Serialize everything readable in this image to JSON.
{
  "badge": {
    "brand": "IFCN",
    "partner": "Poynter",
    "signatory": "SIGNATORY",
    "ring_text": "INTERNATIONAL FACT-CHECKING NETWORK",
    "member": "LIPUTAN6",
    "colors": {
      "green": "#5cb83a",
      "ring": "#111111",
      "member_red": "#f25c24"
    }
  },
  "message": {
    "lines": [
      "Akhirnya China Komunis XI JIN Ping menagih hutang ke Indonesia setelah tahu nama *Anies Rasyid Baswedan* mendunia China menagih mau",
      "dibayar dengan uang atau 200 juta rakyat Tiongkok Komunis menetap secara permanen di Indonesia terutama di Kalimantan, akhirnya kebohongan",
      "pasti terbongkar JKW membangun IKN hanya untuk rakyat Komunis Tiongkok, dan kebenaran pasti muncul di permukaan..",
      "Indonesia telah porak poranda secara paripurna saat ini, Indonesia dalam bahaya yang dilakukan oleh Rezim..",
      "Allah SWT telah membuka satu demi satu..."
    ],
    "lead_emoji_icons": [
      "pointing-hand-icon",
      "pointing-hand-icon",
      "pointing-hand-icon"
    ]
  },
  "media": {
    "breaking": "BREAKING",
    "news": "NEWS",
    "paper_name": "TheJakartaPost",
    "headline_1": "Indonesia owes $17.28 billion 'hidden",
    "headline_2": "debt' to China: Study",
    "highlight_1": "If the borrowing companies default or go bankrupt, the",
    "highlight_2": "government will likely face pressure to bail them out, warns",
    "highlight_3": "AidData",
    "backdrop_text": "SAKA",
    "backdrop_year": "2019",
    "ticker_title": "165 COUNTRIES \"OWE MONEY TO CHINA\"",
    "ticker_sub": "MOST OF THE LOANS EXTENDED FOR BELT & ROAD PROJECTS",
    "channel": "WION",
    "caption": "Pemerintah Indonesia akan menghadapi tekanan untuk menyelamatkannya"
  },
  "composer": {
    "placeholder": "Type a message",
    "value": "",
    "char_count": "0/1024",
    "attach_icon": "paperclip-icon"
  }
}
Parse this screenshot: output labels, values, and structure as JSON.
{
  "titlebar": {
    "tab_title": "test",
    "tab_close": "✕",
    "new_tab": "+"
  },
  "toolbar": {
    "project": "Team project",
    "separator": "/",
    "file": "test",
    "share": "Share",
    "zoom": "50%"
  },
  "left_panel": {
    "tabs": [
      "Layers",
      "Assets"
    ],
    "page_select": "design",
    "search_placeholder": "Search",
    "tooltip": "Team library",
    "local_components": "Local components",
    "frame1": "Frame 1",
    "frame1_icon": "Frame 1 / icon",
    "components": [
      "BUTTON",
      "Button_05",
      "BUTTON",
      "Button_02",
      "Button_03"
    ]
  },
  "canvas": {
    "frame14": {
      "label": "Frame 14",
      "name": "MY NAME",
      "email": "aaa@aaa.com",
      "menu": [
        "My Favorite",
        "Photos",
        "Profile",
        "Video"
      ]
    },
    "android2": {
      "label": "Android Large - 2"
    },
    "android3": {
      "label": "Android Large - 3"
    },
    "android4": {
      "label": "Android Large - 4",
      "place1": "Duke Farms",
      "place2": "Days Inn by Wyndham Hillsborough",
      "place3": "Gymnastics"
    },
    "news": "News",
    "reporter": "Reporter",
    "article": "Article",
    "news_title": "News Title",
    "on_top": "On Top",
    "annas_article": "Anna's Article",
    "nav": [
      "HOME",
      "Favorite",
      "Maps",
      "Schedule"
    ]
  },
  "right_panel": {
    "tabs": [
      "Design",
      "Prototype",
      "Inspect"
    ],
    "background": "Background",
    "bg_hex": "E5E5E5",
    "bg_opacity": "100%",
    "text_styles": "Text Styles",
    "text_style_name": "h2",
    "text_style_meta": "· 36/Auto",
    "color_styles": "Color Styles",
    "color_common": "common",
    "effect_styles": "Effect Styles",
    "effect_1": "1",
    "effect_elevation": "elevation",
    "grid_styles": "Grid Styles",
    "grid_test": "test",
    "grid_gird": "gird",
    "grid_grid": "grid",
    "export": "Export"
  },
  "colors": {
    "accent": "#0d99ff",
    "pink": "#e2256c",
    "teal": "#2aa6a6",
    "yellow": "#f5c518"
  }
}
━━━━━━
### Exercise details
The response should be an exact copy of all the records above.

### Expected answer
Serialize everything readable in this image to JSON.
{
  "badge": {
    "brand": "IFCN",
    "partner": "Poynter",
    "signatory": "SIGNATORY",
    "ring_text": "INTERNATIONAL FACT-CHECKING NETWORK",
    "member": "LIPUTAN6",
    "colors": {
      "green": "#5cb83a",
      "ring": "#111111",
      "member_red": "#f25c24"
    }
  },
  "message": {
    "lines": [
      "Akhirnya China Komunis XI JIN Ping menagih hutang ke Indonesia setelah tahu nama *Anies Rasyid Baswedan* mendunia China menagih mau",
      "dibayar dengan uang atau 200 juta rakyat Tiongkok Komunis menetap secara permanen di Indonesia terutama di Kalimantan, akhirnya kebohongan",
      "pasti terbongkar JKW membangun IKN hanya untuk rakyat Komunis Tiongkok, dan kebenaran pasti muncul di permukaan..",
      "Indonesia telah porak poranda secara paripurna saat ini, Indonesia dalam bahaya yang dilakukan oleh Rezim..",
      "Allah SWT telah membuka satu demi satu..."
    ],
    "lead_emoji_icons": [
      "pointing-hand-icon",
      "pointing-hand-icon",
      "pointing-hand-icon"
    ]
  },
  "media": {
    "breaking": "BREAKING",
    "news": "NEWS",
    "paper_name": "TheJakartaPost",
    "headline_1": "Indonesia owes $17.28 billion 'hidden",
    "headline_2": "debt' to China: Study",
    "highlight_1": "If the borrowing companies default or go bankrupt, the",
    "highlight_2": "government will likely face pressure to bail them out, warns",
    "highlight_3": "AidData",
    "backdrop_text": "SAKA",
    "backdrop_year": "2019",
    "ticker_title": "165 COUNTRIES \"OWE MONEY TO CHINA\"",
    "ticker_sub": "MOST OF THE LOANS EXTENDED FOR BELT & ROAD PROJECTS",
    "channel": "WION",
    "caption": "Pemerintah Indonesia akan menghadapi tekanan untuk menyelamatkannya"
  },
  "composer": {
    "placeholder": "Type a message",
    "value": "",
    "char_count": "0/1024",
    "attach_icon": "paperclip-icon"
  }
}
Parse this screenshot: output labels, values, and structure as JSON.
{
  "titlebar": {
    "tab_title": "test",
    "tab_close": "✕",
    "new_tab": "+"
  },
  "toolbar": {
    "project": "Team project",
    "separator": "/",
    "file": "test",
    "share": "Share",
    "zoom": "50%"
  },
  "left_panel": {
    "tabs": [
      "Layers",
      "Assets"
    ],
    "page_select": "design",
    "search_placeholder": "Search",
    "tooltip": "Team library",
    "local_components": "Local components",
    "frame1": "Frame 1",
    "frame1_icon": "Frame 1 / icon",
    "components": [
      "BUTTON",
      "Button_05",
      "BUTTON",
      "Button_02",
      "Button_03"
    ]
  },
  "canvas": {
    "frame14": {
      "label": "Frame 14",
      "name": "MY NAME",
      "email": "aaa@aaa.com",
      "menu": [
        "My Favorite",
        "Photos",
        "Profile",
        "Video"
      ]
    },
    "android2": {
      "label": "Android Large - 2"
    },
    "android3": {
      "label": "Android Large - 3"
    },
    "android4": {
      "label": "Android Large - 4",
      "place1": "Duke Farms",
      "place2": "Days Inn by Wyndham Hillsborough",
      "place3": "Gymnastics"
    },
    "news": "News",
    "reporter": "Reporter",
    "article": "Article",
    "news_title": "News Title",
    "on_top": "On Top",
    "annas_article": "Anna's Article",
    "nav": [
      "HOME",
      "Favorite",
      "Maps",
      "Schedule"
    ]
  },
  "right_panel": {
    "tabs": [
      "Design",
      "Prototype",
      "Inspect"
    ],
    "background": "Background",
    "bg_hex": "E5E5E5",
    "bg_opacity": "100%",
    "text_styles": "Text Styles",
    "text_style_name": "h2",
    "text_style_meta": "· 36/Auto",
    "color_styles": "Color Styles",
    "color_common": "common",
    "effect_styles": "Effect Styles",
    "effect_1": "1",
    "effect_elevation": "elevation",
    "grid_styles": "Grid Styles",
    "grid_test": "test",
    "grid_gird": "gird",
    "grid_grid": "grid",
    "export": "Export"
  },
  "colors": {
    "accent": "#0d99ff",
    "pink": "#e2256c",
    "teal": "#2aa6a6",
    "yellow": "#f5c518"
  }
}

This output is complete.